> What you have to do:
All of the data below needs to be set down once more, exactly as written.

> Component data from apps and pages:
[Start of Attachment]
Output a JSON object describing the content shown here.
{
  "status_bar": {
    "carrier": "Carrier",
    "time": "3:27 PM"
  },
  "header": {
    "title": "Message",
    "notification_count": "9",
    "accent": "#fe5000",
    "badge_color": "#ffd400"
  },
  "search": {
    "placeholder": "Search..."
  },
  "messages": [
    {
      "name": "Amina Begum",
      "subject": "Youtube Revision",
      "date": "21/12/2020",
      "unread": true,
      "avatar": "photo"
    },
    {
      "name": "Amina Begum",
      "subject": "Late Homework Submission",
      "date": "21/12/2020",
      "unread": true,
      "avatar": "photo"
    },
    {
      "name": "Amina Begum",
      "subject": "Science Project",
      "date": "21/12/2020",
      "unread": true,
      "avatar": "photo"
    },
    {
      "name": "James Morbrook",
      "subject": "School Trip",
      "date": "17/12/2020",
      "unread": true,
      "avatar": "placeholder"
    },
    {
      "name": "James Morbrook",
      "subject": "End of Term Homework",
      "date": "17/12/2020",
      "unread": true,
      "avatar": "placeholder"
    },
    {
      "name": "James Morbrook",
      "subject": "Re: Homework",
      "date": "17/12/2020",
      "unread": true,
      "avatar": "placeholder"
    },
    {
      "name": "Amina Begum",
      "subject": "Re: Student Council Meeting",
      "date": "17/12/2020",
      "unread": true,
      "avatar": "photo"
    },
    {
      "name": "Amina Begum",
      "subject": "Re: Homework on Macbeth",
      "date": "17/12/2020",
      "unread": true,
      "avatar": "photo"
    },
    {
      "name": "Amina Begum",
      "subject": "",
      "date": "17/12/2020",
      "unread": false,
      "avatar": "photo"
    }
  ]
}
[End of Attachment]
> Answer space:
Output a JSON object describing the content shown here.
{
  "status_bar": {
    "carrier": "Carrier",
    "time": "3:27 PM"
  },
  "header": {
    "title": "Message",
    "notification_count": "9",
    "accent": "#fe5000",
    "badge_color": "#ffd400"
  },
  "search": {
    "placeholder": "Search..."
  },
  "messages": [
    {
      "name": "Amina Begum",
      "subject": "Youtube Revision",
      "date": "21/12/2020",
      "unread": true,
      "avatar": "photo"
    },
    {
      "name": "Amina Begum",
      "subject": "Late Homework Submission",
      "date": "21/12/2020",
      "unread": true,
      "avatar": "photo"
    },
    {
      "name": "Amina Begum",
      "subject": "Science Project",
      "date": "21/12/2020",
      "unread": true,
      "avatar": "photo"
    },
    {
      "name": "James Morbrook",
      "subject": "School Trip",
      "date": "17/12/2020",
      "unread": true,
      "avatar": "placeholder"
    },
    {
      "name": "James Morbrook",
      "subject": "End of Term Homework",
      "date": "17/12/2020",
      "unread": true,
      "avatar": "placeholder"
    },
    {
      "name": "James Morbrook",
      "subject": "Re: Homework",
      "date": "17/12/2020",
      "unread": true,
      "avatar": "placeholder"
    },
    {
      "name": "Amina Begum",
      "subject": "Re: Student Council Meeting",
      "date": "17/12/2020",
      "unread": true,
      "avatar": "photo"
    },
    {
      "name": "Amina Begum",
      "subject": "Re: Homework on Macbeth",
      "date": "17/12/2020",
      "unread": true,
      "avatar": "photo"
    },
    {
      "name": "Amina Begum",
      "subject": "",
      "date": "17/12/2020",
      "unread": false,
      "avatar": "photo"
    }
  ]
}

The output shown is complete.